Friday, February 13, 2009
Leave Only Tracks, Take Only Pictures
A month or two ago, I was sitting in a doctor’s office in Provo waiting to see a dermatologist. The office was spruced up with all kinds of Native American decor. Rugs, blankets, paintings and the like. If you live in the Western U.S., I’m sure you can imagine the waiting room. Also on the wall was a bison skull. There was a family sitting opposite me and the gentleman commented to his father (or father-in-law) that he’d spent a lot of time wandering Yellowstone looking for a bison skull. He wanted one for his wall, too. But he’d had no luck and was still looking. I could have told him why he hadn’t found one but I kept my mouth shut.
When I worked for Resource Management in Yellowstone part of our responsibilities were to protect the natural resources. Besides the trees, geysers and animals, one overlooked portion of the natural resource were artifacts like arrowheads, rock specimens, animal bones, antlers and yes, bison skulls. These items tend to disappear with remarkable regularity. I’ve heard that Petrified National Park near Holbrook, Arizona no longer has any small to medium size petrified wood. Even some large specimens have managed to get in a truck and leave. Saguaro National Park has had some of their saguaros disappear. Indian artifacts walk off from Mesa Verde and other protected lands in the west.

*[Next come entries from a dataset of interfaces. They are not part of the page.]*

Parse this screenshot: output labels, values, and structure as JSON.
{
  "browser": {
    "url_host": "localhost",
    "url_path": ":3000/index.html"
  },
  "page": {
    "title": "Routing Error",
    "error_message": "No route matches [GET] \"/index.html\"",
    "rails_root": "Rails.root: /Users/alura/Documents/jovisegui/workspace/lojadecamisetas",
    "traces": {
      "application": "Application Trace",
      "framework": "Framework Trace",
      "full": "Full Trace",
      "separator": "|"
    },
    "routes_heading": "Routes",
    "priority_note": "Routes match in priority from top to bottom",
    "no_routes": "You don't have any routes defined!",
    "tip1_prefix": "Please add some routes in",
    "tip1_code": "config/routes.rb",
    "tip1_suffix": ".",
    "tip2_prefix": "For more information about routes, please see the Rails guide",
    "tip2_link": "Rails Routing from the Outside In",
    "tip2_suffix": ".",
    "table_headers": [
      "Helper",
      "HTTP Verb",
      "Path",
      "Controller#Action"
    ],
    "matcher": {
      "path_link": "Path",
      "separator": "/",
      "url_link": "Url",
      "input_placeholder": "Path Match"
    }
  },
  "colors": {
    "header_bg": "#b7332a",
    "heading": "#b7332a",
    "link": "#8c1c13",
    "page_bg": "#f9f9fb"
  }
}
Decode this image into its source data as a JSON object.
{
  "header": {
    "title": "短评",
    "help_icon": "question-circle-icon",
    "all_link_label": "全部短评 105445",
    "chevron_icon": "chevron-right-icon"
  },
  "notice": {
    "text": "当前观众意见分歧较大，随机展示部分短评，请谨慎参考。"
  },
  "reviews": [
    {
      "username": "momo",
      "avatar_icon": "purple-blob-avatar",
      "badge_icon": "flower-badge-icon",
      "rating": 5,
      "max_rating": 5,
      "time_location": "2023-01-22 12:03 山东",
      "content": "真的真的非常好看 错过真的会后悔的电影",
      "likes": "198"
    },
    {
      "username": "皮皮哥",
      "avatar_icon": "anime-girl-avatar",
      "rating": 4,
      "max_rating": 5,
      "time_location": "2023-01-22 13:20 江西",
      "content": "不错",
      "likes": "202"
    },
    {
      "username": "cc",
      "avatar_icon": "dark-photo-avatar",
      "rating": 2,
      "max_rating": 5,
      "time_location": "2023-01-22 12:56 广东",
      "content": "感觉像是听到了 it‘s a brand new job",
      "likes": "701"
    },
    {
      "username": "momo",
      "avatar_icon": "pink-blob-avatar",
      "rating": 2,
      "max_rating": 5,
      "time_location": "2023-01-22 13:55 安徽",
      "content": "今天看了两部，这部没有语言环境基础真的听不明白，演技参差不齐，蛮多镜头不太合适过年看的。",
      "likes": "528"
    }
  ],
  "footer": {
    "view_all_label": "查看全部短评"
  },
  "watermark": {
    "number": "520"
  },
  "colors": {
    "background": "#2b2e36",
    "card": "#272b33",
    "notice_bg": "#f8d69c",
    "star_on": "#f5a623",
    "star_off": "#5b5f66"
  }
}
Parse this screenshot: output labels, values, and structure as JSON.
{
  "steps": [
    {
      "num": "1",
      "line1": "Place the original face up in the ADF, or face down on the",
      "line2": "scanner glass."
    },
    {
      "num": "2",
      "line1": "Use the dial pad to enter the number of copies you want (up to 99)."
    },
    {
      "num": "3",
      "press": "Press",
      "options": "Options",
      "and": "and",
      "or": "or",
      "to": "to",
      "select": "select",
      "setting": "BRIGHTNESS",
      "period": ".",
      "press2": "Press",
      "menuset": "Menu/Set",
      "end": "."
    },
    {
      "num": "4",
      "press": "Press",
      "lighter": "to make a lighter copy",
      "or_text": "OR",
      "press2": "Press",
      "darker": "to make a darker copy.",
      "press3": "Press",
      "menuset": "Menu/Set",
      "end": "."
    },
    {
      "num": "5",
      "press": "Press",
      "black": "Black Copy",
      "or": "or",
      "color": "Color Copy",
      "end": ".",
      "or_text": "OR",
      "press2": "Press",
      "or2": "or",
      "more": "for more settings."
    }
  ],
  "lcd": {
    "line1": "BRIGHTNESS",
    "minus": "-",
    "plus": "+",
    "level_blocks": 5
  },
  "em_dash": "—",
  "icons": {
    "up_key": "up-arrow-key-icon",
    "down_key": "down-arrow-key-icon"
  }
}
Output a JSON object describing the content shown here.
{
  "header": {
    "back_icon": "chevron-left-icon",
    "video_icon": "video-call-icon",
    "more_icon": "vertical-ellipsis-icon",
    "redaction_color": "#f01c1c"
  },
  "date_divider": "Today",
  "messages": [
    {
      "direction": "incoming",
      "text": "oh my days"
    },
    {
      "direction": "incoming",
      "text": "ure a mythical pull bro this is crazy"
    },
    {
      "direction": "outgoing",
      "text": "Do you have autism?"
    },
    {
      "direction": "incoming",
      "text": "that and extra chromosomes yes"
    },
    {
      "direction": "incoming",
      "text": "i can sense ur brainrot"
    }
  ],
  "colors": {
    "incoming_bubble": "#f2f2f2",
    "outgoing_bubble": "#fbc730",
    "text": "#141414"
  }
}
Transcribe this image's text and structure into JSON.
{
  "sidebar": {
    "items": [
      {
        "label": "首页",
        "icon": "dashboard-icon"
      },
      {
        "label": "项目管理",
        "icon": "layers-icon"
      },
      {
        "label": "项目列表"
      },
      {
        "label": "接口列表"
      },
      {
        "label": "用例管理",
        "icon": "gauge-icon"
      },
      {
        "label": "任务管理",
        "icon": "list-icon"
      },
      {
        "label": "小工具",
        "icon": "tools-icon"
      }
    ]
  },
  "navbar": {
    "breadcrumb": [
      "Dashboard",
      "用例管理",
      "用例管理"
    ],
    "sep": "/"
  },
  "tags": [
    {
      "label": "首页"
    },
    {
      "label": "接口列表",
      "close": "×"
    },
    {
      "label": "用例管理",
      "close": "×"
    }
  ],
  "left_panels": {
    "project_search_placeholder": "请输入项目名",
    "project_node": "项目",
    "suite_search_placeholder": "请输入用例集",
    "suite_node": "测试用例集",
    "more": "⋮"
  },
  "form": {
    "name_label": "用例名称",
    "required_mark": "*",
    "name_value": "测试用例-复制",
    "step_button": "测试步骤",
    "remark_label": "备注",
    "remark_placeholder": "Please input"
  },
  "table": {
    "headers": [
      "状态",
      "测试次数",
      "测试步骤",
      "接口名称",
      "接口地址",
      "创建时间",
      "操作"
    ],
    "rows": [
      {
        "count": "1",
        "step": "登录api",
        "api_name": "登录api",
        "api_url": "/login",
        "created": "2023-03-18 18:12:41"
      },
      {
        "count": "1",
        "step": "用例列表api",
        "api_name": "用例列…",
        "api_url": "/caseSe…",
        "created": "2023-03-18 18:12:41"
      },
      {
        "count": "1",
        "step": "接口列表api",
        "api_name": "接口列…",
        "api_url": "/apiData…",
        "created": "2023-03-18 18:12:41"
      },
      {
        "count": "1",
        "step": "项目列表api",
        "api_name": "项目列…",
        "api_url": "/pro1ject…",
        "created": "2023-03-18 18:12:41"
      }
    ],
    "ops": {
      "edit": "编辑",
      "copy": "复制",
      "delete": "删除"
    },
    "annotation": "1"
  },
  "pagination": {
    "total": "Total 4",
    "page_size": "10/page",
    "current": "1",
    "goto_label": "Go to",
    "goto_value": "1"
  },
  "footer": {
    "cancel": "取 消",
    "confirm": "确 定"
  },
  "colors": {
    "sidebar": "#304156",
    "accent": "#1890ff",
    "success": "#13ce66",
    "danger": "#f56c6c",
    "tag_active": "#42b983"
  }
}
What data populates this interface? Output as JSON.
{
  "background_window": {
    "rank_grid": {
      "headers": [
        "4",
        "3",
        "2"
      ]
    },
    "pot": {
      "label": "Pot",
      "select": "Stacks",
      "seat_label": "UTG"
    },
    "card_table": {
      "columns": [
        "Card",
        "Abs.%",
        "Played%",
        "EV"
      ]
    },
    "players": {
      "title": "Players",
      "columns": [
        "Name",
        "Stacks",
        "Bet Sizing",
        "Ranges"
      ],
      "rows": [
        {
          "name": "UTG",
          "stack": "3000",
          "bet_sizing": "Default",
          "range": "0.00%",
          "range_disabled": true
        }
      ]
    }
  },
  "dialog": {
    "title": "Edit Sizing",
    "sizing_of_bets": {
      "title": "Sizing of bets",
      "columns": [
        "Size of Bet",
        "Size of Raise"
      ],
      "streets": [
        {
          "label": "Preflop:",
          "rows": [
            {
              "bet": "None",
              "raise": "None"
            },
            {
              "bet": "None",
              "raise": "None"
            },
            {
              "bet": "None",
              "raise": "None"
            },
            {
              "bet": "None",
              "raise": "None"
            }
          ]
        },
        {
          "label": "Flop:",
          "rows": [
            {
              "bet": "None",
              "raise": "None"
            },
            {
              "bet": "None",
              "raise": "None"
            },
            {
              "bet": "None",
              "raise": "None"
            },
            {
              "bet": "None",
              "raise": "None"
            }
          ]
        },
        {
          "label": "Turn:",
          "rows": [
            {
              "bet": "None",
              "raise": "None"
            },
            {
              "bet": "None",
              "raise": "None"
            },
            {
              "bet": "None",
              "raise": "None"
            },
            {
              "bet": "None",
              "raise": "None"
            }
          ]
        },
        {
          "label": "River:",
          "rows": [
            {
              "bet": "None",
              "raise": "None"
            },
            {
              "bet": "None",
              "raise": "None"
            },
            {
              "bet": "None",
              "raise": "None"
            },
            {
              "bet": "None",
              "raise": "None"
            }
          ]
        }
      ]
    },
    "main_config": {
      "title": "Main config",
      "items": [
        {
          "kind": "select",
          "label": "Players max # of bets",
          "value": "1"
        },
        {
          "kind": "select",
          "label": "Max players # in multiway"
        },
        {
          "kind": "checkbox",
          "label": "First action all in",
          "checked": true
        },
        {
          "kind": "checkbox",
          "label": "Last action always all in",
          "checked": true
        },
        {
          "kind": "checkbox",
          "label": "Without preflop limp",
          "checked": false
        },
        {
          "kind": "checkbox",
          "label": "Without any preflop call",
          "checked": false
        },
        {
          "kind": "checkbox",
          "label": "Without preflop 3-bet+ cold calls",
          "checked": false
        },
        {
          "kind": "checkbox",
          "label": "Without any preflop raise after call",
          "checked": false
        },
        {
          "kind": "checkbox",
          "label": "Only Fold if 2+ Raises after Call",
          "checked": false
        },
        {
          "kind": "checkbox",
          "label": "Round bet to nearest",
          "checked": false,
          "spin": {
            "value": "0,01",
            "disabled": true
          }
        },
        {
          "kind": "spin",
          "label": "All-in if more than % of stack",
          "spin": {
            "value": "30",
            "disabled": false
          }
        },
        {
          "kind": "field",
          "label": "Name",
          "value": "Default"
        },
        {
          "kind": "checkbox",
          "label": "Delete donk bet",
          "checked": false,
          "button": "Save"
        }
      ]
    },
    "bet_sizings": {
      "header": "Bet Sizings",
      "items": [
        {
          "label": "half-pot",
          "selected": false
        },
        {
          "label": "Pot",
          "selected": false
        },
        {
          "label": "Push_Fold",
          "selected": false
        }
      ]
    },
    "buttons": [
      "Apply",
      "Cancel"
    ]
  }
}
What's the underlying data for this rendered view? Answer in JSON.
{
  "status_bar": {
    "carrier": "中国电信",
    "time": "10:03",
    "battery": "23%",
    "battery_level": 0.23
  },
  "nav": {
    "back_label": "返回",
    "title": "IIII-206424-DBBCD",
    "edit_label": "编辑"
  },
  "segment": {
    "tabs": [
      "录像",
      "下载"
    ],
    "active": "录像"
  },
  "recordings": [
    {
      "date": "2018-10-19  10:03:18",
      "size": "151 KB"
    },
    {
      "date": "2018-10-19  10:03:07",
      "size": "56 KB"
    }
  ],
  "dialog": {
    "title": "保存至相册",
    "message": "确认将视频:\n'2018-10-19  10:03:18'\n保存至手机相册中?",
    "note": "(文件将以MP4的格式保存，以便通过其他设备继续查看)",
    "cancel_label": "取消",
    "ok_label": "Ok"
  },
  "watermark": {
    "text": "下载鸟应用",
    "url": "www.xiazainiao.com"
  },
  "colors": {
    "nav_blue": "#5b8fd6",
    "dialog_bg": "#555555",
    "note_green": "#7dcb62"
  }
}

It is illegal to remove any natural object from the National Parks but it is very difficult to enforce. When we lived in Montana we would regularly hear of "horn hunters" getting caught in Yellowstone with elk antlers in their possession. Their goal was to take the antlers to the antler sale in Jackson, Wyoming and offer them up for auction. Buyers wold come from all over the planet to purchase the antlers. Some would use them as decoration for their brand new rustic western castles, and some would buy them for the Asian market. Some Asian gentlemen believe that ground up elk antler (and bear gall bladders, but that’s another story) added to their tea would add to their potency. Viagra, to some extent has put an end to this market.
So, how would we try to protect the bison skull and elk antlers in Yellowstone? When we would see someone throwing an elk antler in the car, we would take note of their licence plate and call law enforcement. If we would find elk antlers in the backcountry we would try to make it less conspicuous by depositing it far from the trail, or throwing into some inaccessible place. High technology has entered the fray. Antlers and skulls have been fitted with GPS locators and rangers know when they begin moving around.
Why is it illegal to remove objects? It’s apparent why you shouldn’t remove rocks, trees and petrified wood. That’s why people come to the parks: to see those things. Why are antlers, skulls and bones illegal to remove?. They are part of the natural ecosystem and add to the visitor’s experience. But more importantly, they are a food source to those on the bottom of the food chain. Rodents gnaw on antlers for a source of calcium and other nutrients. Their remains enrich the soil. So in an effort to keep skulls, especially bison skulls in the park, we had to destroy them.
We’d find a bison skull near a trail and we’d smash it on a rock or bust it up with a pulaski. If we left it intact, it would disappear and be out of the park by the next day. People are absolutely shocked to learn we smashed bison skulls and many times I’ve explained our rationale. Skulls don’t add much to the visitor’s experience if they are on someone’s wall, and they don’t do much when busted up into many pieces. But at least they don’t walk off. They return to the soil, to the "resource".
By the way, on my way into the doctor’s examining room, I examined the bison skull. It was a resin or plastic reproduction.